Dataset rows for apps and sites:
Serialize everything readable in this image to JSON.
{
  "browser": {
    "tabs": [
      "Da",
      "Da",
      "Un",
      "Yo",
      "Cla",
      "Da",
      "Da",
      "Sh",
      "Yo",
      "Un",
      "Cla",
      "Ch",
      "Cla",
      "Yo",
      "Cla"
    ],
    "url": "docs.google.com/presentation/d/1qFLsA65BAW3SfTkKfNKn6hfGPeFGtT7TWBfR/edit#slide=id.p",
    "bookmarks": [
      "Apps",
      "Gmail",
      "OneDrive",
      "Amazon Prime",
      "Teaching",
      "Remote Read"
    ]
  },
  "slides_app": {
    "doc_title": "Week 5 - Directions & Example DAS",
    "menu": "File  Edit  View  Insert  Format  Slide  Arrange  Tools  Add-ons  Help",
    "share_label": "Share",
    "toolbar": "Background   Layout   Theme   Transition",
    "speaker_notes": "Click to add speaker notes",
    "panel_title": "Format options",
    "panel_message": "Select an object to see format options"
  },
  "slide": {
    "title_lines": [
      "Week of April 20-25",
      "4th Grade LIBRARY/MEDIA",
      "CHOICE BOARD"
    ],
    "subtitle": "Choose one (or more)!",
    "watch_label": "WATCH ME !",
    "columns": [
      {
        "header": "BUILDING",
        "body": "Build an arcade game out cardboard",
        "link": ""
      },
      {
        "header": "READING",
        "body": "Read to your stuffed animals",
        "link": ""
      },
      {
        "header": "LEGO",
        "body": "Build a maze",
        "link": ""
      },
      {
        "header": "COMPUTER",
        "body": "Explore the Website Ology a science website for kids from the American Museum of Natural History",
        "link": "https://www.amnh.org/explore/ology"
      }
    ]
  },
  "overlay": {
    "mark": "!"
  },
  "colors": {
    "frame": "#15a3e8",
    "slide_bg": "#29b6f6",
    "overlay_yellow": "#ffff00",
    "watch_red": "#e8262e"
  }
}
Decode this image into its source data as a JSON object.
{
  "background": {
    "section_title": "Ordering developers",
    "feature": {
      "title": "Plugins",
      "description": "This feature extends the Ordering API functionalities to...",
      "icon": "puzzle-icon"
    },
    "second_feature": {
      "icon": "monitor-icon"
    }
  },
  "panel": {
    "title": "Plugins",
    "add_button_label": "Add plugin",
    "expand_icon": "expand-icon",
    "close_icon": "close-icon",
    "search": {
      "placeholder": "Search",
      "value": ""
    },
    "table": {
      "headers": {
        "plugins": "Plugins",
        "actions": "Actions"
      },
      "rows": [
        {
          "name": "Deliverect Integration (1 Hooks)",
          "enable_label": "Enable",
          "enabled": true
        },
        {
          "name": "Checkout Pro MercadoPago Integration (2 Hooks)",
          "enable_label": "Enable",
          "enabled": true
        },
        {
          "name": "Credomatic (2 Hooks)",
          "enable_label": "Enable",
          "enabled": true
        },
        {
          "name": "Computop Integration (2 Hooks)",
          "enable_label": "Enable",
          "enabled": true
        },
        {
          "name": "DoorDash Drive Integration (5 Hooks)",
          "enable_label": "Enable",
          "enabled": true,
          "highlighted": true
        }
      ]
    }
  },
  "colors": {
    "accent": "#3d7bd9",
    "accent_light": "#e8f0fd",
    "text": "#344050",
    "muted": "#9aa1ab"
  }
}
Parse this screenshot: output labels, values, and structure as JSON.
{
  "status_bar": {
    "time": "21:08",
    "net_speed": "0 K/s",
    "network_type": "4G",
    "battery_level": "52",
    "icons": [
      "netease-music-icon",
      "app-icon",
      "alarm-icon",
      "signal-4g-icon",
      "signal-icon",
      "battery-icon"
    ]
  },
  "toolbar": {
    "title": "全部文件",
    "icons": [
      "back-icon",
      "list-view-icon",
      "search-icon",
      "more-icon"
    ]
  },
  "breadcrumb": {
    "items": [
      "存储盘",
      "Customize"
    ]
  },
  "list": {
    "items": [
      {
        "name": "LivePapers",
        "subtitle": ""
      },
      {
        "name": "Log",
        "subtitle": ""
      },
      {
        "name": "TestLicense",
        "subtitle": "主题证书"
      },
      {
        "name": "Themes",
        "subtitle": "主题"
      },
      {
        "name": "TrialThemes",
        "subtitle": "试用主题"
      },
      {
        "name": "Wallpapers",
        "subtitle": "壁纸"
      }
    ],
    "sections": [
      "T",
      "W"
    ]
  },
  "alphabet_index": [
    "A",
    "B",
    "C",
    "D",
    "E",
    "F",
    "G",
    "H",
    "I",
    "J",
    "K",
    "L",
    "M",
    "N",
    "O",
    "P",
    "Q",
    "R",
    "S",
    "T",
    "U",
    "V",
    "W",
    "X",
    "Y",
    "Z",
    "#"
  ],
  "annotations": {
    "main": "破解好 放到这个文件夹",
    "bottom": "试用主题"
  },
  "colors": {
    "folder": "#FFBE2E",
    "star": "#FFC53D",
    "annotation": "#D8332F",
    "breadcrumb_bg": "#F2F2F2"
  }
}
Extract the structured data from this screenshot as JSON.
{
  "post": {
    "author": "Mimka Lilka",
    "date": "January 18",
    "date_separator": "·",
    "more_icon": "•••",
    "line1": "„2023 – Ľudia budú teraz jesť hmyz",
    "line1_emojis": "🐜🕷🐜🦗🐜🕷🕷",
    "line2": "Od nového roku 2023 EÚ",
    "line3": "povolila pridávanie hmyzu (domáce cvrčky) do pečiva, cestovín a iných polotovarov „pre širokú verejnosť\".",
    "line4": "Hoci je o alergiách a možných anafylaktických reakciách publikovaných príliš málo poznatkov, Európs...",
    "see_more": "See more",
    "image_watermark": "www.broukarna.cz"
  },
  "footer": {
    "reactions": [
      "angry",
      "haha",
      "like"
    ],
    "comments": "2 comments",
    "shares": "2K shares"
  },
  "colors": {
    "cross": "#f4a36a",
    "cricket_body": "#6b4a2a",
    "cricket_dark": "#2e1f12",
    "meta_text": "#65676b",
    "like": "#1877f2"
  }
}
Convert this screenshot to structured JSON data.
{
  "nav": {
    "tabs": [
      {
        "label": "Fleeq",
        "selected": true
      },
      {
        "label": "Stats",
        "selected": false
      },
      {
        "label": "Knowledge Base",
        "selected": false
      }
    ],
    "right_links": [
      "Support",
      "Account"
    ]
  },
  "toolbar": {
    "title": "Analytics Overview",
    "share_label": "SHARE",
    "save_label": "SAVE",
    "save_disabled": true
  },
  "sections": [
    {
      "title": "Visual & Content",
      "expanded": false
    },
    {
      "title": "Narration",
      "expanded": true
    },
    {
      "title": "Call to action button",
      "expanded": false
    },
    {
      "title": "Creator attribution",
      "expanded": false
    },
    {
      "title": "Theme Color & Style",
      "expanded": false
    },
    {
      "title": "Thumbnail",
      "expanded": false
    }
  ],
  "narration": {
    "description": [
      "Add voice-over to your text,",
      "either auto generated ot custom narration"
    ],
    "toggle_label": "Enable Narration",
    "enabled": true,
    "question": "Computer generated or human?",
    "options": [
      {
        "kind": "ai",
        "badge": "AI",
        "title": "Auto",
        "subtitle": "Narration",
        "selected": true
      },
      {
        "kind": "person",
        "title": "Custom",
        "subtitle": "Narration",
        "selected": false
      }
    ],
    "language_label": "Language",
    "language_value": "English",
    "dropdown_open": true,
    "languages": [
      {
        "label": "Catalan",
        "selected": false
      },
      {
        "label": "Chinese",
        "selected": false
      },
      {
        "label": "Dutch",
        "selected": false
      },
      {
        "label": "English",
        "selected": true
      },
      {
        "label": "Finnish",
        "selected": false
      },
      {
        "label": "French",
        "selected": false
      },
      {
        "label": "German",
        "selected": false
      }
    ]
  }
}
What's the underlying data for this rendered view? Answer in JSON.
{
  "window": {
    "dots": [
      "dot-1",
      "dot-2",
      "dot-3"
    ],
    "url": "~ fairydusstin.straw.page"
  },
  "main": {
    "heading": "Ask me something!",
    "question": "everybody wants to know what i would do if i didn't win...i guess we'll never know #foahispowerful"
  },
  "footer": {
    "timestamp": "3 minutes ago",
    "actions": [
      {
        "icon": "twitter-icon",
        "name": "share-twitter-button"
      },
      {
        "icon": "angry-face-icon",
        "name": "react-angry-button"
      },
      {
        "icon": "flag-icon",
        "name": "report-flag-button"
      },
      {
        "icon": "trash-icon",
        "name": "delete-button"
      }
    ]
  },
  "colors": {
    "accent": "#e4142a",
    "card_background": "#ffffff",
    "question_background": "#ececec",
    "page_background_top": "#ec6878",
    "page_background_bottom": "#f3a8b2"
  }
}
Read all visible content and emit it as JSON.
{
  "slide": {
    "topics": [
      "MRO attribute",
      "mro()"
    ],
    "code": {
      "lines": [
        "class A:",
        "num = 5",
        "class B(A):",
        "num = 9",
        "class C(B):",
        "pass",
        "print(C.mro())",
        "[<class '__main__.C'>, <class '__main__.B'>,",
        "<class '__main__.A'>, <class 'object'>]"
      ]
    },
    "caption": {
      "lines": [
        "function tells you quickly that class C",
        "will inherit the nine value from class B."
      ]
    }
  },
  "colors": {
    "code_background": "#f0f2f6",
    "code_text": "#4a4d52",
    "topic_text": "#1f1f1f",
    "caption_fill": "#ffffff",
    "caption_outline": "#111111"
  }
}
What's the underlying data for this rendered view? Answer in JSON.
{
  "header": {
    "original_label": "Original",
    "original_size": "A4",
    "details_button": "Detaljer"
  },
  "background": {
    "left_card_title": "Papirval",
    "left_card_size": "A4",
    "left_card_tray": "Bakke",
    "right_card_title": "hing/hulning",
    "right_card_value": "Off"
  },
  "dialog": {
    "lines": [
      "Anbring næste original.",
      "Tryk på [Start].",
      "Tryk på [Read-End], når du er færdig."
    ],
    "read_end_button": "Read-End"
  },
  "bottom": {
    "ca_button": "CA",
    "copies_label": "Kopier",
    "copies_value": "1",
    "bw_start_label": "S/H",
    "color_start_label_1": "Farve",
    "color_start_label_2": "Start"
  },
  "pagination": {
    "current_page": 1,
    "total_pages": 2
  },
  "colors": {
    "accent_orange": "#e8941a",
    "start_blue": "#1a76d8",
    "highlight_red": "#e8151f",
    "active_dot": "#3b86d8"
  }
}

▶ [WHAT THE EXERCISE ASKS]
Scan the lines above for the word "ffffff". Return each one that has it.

▶ [TASK ANSWER]
    "card_background": "#ffffff",
    "caption_fill": "#ffffff",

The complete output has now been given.